TRY IT:
Except for the pictures, reproduce the records word for word.

INPUT MATERIAL:
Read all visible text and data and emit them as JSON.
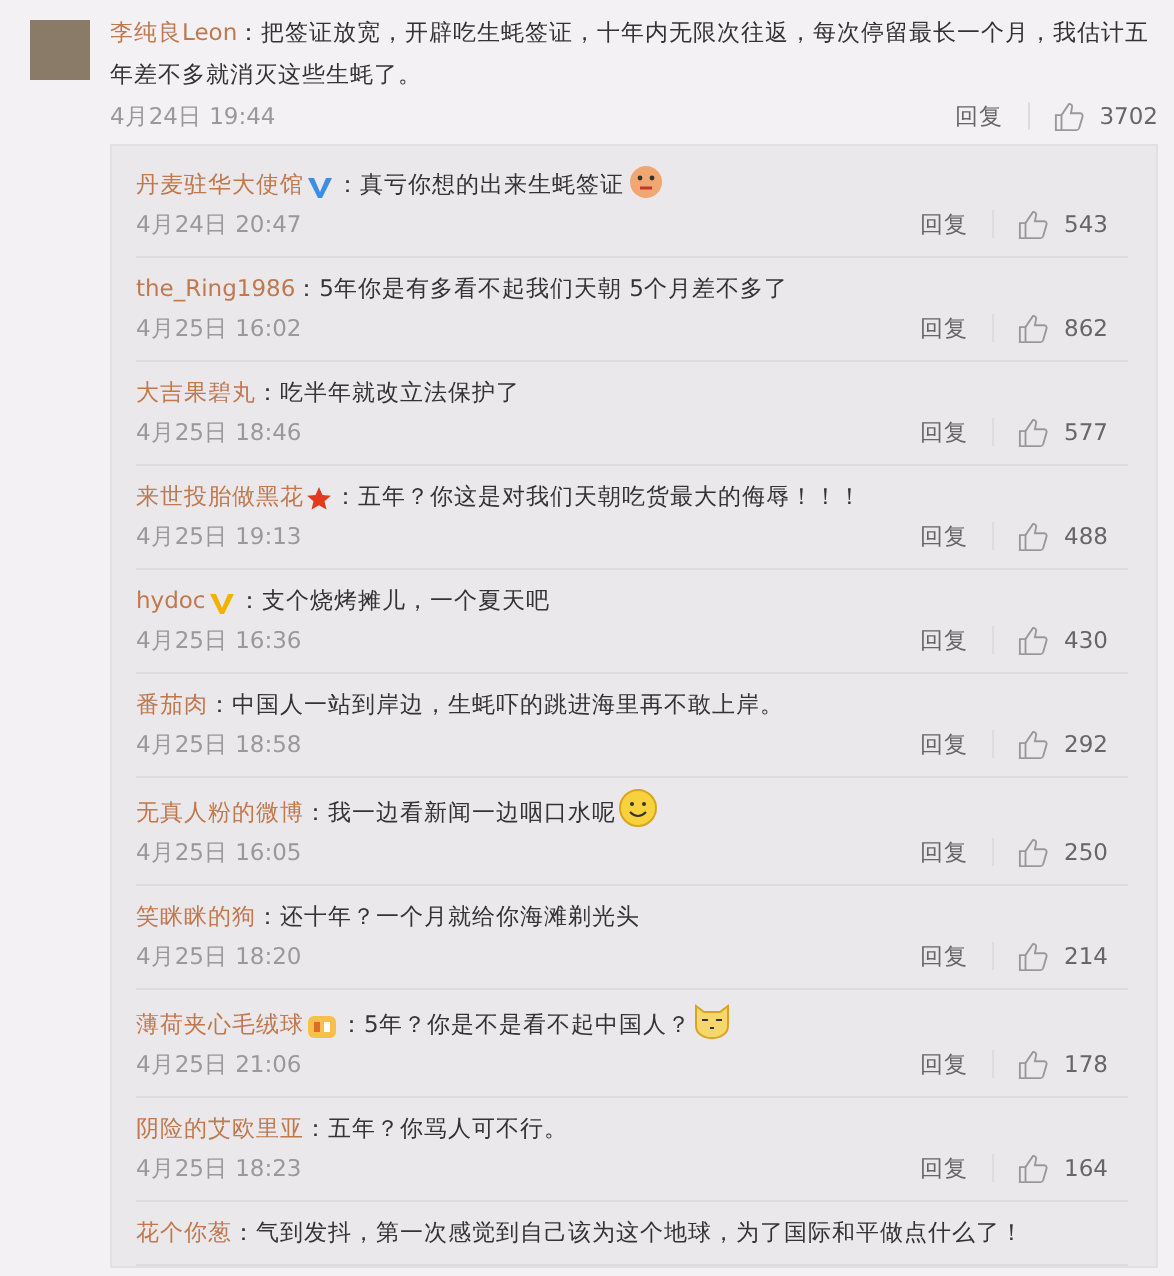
{
  "comment": {
    "author": "李纯良Leon",
    "text_lines": [
      "：把签证放宽，开辟吃生蚝签证，十年内无限次往返，每次停留最长一个月，我估计五",
      "年差不多就消灭这些生蚝了。"
    ],
    "time": "4月24日 19:44",
    "reply_label": "回复",
    "likes": "3702"
  },
  "replies": [
    {
      "author": "丹麦驻华大使馆",
      "badge": {
        "kind": "verified-blue"
      },
      "text": "：真亏你想的出来生蚝签证",
      "emoji": {
        "kind": "chick"
      },
      "time": "4月24日 20:47",
      "reply_label": "回复",
      "likes": "543"
    },
    {
      "author": "the_Ring1986",
      "text": "：5年你是有多看不起我们天朝 5个月差不多了",
      "time": "4月25日 16:02",
      "reply_label": "回复",
      "likes": "862"
    },
    {
      "author": "大吉果碧丸",
      "text": "：吃半年就改立法保护了",
      "time": "4月25日 18:46",
      "reply_label": "回复",
      "likes": "577"
    },
    {
      "author": "来世投胎做黑花",
      "badge": {
        "kind": "star"
      },
      "text": "：五年？你这是对我们天朝吃货最大的侮辱！！！",
      "time": "4月25日 19:13",
      "reply_label": "回复",
      "likes": "488"
    },
    {
      "author": "hydoc",
      "badge": {
        "kind": "verified-gold"
      },
      "text": "：支个烧烤摊儿，一个夏天吧",
      "time": "4月25日 16:36",
      "reply_label": "回复",
      "likes": "430"
    },
    {
      "author": "番茄肉",
      "text": "：中国人一站到岸边，生蚝吓的跳进海里再不敢上岸。",
      "time": "4月25日 18:58",
      "reply_label": "回复",
      "likes": "292"
    },
    {
      "author": "无真人粉的微博",
      "text": "：我一边看新闻一边咽口水呢",
      "emoji": {
        "kind": "smile"
      },
      "time": "4月25日 16:05",
      "reply_label": "回复",
      "likes": "250"
    },
    {
      "author": "笑眯眯的狗",
      "text": "：还十年？一个月就给你海滩剃光头",
      "time": "4月25日 18:20",
      "reply_label": "回复",
      "likes": "214"
    },
    {
      "author": "薄荷夹心毛绒球",
      "badge": {
        "kind": "vip"
      },
      "text": "：5年？你是不是看不起中国人？",
      "emoji": {
        "kind": "cat"
      },
      "time": "4月25日 21:06",
      "reply_label": "回复",
      "likes": "178"
    },
    {
      "author": "阴险的艾欧里亚",
      "text": "：五年？你骂人可不行。",
      "time": "4月25日 18:23",
      "reply_label": "回复",
      "likes": "164"
    },
    {
      "author": "花个你葱",
      "text": "：气到发抖，第一次感觉到自己该为这个地球，为了国际和平做点什么了！"
    }
  ]
}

RESULT FOR THIS EXERCISE:
Read all visible text and data and emit them as JSON.
{
  "comment": {
    "author": "李纯良Leon",
    "text_lines": [
      "：把签证放宽，开辟吃生蚝签证，十年内无限次往返，每次停留最长一个月，我估计五",
      "年差不多就消灭这些生蚝了。"
    ],
    "time": "4月24日 19:44",
    "reply_label": "回复",
    "likes": "3702"
  },
  "replies": [
    {
      "author": "丹麦驻华大使馆",
      "badge": {
        "kind": "verified-blue"
      },
      "text": "：真亏你想的出来生蚝签证",
      "emoji": {
        "kind": "chick"
      },
      "time": "4月24日 20:47",
      "reply_label": "回复",
      "likes": "543"
    },
    {
      "author": "the_Ring1986",
      "text": "：5年你是有多看不起我们天朝 5个月差不多了",
      "time": "4月25日 16:02",
      "reply_label": "回复",
      "likes": "862"
    },
    {
      "author": "大吉果碧丸",
      "text": "：吃半年就改立法保护了",
      "time": "4月25日 18:46",
      "reply_label": "回复",
      "likes": "577"
    },
    {
      "author": "来世投胎做黑花",
      "badge": {
        "kind": "star"
      },
      "text": "：五年？你这是对我们天朝吃货最大的侮辱！！！",
      "time": "4月25日 19:13",
      "reply_label": "回复",
      "likes": "488"
    },
    {
      "author": "hydoc",
      "badge": {
        "kind": "verified-gold"
      },
      "text": "：支个烧烤摊儿，一个夏天吧",
      "time": "4月25日 16:36",
      "reply_label": "回复",
      "likes": "430"
    },
    {
      "author": "番茄肉",
      "text": "：中国人一站到岸边，生蚝吓的跳进海里再不敢上岸。",
      "time": "4月25日 18:58",
      "reply_label": "回复",
      "likes": "292"
    },
    {
      "author": "无真人粉的微博",
      "text": "：我一边看新闻一边咽口水呢",
      "emoji": {
        "kind": "smile"
      },
      "time": "4月25日 16:05",
      "reply_label": "回复",
      "likes": "250"
    },
    {
      "author": "笑眯眯的狗",
      "text": "：还十年？一个月就给你海滩剃光头",
      "time": "4月25日 18:20",
      "reply_label": "回复",
      "likes": "214"
    },
    {
      "author": "薄荷夹心毛绒球",
      "badge": {
        "kind": "vip"
      },
      "text": "：5年？你是不是看不起中国人？",
      "emoji": {
        "kind": "cat"
      },
      "time": "4月25日 21:06",
      "reply_label": "回复",
      "likes": "178"
    },
    {
      "author": "阴险的艾欧里亚",
      "text": "：五年？你骂人可不行。",
      "time": "4月25日 18:23",
      "reply_label": "回复",
      "likes": "164"
    },
    {
      "author": "花个你葱",
      "text": "：气到发抖，第一次感觉到自己该为这个地球，为了国际和平做点什么了！"
    }
  ]
}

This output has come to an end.